Major League Baseball is moving the All-Star Game and Amateur Draft out of the Atlanta suburb this summer in response to Georgia’s new electoral law criticized by civil rights groups who say it will make it harder for people to vote.

It is the first major event to take place a few days after Atlanta-based Delta Air Lines Inc. and Coca-Cola Co. spoke out against the law. Supporters of the law say the changes are necessary to maintain electoral integrity.

In a statement on Friday, MLB Commissioner Rob Manfred said that after a discussion with the teams, the players union and current and former players, he “decided that the best way to demonstrate our values ​​as a sport” is to hold the event to publish the most prestigious in the sports calendar. A new host city has not yet been completed.

“Major League Baseball fundamentally supports voting rights for all Americans and opposes ballot box restrictions,” Manfred said. “Fair access to voting continues to be steadfastly supported by our game.”

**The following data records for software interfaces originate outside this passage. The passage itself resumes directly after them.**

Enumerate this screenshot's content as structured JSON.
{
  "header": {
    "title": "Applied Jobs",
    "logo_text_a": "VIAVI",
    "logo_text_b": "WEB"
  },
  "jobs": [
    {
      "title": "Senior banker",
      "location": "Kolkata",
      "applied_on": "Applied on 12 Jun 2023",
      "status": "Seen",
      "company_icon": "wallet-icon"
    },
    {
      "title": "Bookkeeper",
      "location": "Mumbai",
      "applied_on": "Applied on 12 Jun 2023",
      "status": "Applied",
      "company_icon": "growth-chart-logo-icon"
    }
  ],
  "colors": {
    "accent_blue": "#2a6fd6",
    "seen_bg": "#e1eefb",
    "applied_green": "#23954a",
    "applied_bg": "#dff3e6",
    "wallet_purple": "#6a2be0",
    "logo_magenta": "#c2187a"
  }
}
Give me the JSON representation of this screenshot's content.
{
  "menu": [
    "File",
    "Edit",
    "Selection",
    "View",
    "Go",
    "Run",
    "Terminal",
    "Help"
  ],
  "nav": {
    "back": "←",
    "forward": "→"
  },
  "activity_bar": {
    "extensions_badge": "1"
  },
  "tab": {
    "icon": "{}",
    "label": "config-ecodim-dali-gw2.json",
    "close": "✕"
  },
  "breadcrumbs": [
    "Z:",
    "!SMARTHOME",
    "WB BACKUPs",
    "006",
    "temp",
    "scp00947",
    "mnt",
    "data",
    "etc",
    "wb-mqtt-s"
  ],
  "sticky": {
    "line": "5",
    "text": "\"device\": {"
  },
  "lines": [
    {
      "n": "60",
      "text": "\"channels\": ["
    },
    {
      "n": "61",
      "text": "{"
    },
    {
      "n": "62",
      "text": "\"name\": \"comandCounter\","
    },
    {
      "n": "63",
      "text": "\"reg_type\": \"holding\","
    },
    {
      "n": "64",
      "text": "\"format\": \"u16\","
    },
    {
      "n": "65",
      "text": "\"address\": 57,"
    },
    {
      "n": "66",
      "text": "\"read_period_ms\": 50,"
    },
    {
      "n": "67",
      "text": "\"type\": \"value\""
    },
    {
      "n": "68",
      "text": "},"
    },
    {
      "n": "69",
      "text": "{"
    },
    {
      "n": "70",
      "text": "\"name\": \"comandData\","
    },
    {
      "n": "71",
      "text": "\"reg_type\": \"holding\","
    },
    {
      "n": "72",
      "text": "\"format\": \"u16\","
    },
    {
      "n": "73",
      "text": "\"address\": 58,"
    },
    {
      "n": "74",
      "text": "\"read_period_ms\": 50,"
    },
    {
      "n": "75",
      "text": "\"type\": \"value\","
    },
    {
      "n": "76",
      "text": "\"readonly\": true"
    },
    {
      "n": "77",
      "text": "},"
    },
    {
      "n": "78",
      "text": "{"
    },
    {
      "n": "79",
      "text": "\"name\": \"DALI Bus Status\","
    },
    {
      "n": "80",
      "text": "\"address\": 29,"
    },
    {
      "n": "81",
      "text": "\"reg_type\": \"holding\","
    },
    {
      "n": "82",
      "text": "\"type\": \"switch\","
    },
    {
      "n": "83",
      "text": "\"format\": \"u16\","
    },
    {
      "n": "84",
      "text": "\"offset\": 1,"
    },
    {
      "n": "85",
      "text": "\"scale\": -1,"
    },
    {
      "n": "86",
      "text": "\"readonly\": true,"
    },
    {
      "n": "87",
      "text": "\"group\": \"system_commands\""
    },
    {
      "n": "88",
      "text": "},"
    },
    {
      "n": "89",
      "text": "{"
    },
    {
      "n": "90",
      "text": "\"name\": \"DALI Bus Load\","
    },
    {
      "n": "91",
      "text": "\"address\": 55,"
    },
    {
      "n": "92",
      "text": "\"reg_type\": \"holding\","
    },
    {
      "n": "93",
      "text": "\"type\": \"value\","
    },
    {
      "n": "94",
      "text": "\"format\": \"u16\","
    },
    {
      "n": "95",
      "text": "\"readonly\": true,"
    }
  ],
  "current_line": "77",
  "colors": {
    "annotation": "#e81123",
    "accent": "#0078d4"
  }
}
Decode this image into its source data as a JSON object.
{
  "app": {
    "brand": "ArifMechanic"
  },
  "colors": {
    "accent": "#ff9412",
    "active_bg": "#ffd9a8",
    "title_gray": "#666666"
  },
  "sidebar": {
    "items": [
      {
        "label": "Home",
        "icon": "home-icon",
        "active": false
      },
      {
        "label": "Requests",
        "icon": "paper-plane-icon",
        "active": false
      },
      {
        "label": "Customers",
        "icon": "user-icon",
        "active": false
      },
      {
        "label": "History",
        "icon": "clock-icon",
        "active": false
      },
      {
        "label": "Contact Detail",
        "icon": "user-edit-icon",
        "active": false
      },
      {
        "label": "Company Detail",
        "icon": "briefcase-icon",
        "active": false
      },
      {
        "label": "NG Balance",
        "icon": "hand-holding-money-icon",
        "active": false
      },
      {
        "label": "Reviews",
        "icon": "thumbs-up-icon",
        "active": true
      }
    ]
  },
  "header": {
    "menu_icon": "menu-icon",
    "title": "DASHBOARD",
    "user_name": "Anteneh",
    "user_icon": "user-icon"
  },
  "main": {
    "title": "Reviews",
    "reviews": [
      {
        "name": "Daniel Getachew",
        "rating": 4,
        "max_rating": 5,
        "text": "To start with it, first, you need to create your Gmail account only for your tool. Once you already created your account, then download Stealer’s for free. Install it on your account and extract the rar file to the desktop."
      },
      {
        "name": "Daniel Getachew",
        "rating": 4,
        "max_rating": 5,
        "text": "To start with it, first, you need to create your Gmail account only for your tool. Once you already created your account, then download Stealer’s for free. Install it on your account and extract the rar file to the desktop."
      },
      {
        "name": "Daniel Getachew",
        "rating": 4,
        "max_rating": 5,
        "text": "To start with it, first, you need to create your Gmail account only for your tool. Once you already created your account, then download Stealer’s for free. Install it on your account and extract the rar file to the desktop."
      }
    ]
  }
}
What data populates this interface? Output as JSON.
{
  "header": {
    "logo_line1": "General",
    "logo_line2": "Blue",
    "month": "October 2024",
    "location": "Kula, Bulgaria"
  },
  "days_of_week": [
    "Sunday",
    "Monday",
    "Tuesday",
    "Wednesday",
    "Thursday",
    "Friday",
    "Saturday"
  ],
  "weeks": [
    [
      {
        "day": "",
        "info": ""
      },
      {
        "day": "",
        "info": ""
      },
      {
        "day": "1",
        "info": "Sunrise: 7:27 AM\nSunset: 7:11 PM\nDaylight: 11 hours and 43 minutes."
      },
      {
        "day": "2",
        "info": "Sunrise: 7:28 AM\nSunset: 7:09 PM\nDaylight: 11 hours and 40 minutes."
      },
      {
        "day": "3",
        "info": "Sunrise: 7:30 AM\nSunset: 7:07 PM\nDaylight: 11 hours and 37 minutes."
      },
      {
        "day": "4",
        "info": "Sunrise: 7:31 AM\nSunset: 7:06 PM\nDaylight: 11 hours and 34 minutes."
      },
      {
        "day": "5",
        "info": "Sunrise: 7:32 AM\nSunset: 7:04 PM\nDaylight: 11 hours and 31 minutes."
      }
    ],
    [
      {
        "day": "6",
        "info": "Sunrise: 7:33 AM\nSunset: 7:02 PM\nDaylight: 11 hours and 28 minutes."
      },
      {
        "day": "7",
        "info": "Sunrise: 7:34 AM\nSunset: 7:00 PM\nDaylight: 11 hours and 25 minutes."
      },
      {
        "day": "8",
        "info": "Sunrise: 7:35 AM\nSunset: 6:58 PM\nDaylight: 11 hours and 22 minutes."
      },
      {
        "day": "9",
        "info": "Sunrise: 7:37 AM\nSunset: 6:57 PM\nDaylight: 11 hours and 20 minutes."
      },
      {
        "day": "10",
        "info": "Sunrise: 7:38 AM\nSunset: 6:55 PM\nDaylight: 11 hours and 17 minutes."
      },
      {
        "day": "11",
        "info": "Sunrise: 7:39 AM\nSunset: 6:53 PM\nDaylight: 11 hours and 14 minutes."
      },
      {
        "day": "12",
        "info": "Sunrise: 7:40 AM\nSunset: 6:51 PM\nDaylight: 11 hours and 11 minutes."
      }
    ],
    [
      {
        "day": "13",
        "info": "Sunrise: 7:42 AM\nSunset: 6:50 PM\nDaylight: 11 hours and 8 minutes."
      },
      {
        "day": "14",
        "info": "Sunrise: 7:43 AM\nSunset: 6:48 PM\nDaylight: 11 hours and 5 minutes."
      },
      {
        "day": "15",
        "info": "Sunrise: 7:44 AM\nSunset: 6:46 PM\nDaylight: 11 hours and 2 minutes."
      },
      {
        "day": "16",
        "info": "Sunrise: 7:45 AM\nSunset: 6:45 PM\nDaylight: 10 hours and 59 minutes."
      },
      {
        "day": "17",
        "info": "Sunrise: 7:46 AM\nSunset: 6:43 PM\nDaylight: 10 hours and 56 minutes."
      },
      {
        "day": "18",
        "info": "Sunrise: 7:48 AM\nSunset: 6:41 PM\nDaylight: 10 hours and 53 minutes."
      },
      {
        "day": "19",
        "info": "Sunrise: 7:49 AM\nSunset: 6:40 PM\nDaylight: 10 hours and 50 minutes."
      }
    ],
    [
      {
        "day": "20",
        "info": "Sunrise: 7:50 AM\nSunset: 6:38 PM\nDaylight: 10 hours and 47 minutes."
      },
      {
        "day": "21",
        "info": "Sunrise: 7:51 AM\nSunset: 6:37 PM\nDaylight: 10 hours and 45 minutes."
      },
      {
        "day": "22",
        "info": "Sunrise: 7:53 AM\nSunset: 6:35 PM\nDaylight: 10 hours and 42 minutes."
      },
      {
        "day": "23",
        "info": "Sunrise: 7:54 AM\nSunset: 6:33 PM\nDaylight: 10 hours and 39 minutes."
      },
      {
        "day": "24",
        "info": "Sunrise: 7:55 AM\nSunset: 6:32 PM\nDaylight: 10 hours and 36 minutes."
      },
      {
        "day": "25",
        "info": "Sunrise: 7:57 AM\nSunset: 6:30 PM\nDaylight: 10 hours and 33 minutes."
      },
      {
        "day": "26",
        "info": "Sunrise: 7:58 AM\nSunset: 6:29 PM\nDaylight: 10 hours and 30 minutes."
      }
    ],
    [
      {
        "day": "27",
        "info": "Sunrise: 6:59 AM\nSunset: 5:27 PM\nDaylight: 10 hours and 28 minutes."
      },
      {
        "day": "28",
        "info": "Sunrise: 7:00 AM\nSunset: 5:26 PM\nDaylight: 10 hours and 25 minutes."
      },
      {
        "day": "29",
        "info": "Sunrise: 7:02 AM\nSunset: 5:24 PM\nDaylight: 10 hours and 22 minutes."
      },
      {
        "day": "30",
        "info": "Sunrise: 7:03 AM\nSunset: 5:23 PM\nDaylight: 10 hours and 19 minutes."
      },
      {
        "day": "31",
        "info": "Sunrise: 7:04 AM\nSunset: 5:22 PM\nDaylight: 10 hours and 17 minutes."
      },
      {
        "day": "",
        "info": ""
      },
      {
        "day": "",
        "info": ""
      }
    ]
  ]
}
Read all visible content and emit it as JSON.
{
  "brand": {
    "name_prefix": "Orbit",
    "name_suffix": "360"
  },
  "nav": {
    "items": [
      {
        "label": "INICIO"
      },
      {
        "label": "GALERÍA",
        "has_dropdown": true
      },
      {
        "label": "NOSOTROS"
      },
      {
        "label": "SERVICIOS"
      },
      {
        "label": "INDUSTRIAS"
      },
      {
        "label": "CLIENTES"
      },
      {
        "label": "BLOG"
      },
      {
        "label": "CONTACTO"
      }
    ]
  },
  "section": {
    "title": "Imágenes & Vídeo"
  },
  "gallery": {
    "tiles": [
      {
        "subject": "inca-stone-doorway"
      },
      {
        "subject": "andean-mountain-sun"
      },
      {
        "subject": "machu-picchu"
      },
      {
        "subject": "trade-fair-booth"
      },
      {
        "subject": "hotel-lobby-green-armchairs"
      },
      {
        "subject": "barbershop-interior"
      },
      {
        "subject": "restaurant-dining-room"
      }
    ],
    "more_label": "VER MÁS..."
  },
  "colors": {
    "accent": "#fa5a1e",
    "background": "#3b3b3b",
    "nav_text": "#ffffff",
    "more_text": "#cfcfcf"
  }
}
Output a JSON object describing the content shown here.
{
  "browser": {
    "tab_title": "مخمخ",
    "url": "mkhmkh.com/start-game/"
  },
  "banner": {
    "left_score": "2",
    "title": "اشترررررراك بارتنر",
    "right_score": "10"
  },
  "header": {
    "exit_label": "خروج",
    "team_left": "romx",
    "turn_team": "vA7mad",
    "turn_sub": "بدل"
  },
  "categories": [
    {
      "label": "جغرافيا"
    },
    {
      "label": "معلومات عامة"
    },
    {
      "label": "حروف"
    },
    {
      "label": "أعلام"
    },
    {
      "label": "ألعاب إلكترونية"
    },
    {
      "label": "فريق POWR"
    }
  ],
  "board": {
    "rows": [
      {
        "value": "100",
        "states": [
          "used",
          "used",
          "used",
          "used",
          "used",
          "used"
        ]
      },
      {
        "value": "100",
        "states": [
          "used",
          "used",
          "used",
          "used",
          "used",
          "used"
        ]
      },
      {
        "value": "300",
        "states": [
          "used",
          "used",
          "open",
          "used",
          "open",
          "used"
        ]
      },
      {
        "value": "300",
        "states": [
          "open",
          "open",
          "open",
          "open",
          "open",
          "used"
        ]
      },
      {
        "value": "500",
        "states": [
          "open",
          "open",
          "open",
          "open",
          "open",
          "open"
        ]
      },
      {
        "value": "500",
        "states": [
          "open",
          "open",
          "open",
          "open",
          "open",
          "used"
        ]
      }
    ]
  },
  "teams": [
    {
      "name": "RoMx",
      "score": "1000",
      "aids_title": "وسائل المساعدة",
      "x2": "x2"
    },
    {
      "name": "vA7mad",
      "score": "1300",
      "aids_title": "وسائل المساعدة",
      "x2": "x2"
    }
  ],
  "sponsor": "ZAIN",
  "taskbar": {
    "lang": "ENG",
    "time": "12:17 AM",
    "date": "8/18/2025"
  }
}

This year’s all-star game was especially poignant in the town where baseball legend Hank Aaron played much of his career. Aaron, the hard-hitting outfielder who suffered a flurry of racism on his way to beat Babe Ruth’s record on home runs during his 21 seasons with the Braves, died earlier this year. This would be the first All-Star game in the Atlanta area since 2000 and the first in Truist Park, home of the Braves, since 2017.